>>>>>
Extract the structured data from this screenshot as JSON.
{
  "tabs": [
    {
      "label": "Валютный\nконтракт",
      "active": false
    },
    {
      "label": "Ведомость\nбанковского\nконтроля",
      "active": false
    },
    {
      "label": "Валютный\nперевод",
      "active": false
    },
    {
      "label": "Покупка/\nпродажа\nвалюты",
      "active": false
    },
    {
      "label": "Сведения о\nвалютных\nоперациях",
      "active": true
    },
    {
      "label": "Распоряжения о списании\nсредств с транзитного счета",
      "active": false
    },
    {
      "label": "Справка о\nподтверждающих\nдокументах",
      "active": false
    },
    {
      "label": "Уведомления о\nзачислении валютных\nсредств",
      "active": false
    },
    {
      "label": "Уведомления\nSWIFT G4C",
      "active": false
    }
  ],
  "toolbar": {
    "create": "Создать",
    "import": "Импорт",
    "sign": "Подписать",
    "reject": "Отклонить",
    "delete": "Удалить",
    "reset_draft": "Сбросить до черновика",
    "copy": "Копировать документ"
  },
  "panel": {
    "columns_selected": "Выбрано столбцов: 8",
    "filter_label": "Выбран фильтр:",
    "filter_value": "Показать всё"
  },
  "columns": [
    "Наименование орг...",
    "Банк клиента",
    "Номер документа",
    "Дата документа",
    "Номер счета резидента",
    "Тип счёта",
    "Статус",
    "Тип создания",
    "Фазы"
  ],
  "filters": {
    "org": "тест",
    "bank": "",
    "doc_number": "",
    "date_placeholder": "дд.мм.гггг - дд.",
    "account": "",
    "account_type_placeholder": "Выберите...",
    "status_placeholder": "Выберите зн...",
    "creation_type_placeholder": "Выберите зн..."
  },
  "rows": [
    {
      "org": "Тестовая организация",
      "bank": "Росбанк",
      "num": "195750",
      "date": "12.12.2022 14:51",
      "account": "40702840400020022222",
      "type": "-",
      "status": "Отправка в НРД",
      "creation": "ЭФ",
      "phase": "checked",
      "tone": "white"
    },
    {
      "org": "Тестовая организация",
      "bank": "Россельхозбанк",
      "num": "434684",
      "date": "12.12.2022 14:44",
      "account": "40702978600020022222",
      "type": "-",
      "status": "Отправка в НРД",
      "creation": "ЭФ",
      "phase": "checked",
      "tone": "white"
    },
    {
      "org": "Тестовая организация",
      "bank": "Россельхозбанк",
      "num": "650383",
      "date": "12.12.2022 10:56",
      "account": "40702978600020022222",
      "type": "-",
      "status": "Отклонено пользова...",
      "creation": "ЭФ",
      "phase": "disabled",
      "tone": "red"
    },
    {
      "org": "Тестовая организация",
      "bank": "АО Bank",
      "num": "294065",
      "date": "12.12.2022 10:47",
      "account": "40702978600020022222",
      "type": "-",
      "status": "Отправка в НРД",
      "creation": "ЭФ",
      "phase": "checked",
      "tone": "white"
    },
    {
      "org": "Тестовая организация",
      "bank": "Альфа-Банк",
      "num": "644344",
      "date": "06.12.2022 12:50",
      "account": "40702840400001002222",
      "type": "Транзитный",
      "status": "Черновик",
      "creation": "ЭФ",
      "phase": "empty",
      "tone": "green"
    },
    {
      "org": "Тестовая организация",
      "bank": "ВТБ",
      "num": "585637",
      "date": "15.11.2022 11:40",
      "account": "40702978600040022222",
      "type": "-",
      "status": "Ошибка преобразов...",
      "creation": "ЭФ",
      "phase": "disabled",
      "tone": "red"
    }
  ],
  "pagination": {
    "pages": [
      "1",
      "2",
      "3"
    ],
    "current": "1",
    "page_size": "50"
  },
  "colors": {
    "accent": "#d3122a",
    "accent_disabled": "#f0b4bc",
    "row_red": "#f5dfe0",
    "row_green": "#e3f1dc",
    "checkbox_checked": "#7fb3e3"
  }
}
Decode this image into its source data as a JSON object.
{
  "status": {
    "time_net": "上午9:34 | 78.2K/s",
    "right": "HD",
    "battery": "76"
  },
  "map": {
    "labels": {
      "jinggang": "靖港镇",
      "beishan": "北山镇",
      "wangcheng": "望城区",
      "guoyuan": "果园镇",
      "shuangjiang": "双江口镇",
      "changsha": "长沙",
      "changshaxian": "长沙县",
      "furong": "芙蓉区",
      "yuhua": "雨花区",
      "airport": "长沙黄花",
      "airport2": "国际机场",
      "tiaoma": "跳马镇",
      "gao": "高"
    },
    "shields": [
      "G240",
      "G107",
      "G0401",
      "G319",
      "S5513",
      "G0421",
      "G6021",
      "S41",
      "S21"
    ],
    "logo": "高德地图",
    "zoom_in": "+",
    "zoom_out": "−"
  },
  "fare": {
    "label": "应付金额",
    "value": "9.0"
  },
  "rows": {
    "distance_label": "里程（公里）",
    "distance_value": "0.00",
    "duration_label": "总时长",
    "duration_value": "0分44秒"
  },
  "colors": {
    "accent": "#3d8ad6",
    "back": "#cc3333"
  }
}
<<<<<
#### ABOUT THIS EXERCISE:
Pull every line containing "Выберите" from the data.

#### RESULT BELOW:
    "account_type_placeholder": "Выберите...",
    "status_placeholder": "Выберите зн...",
    "creation_type_placeholder": "Выберите зн..."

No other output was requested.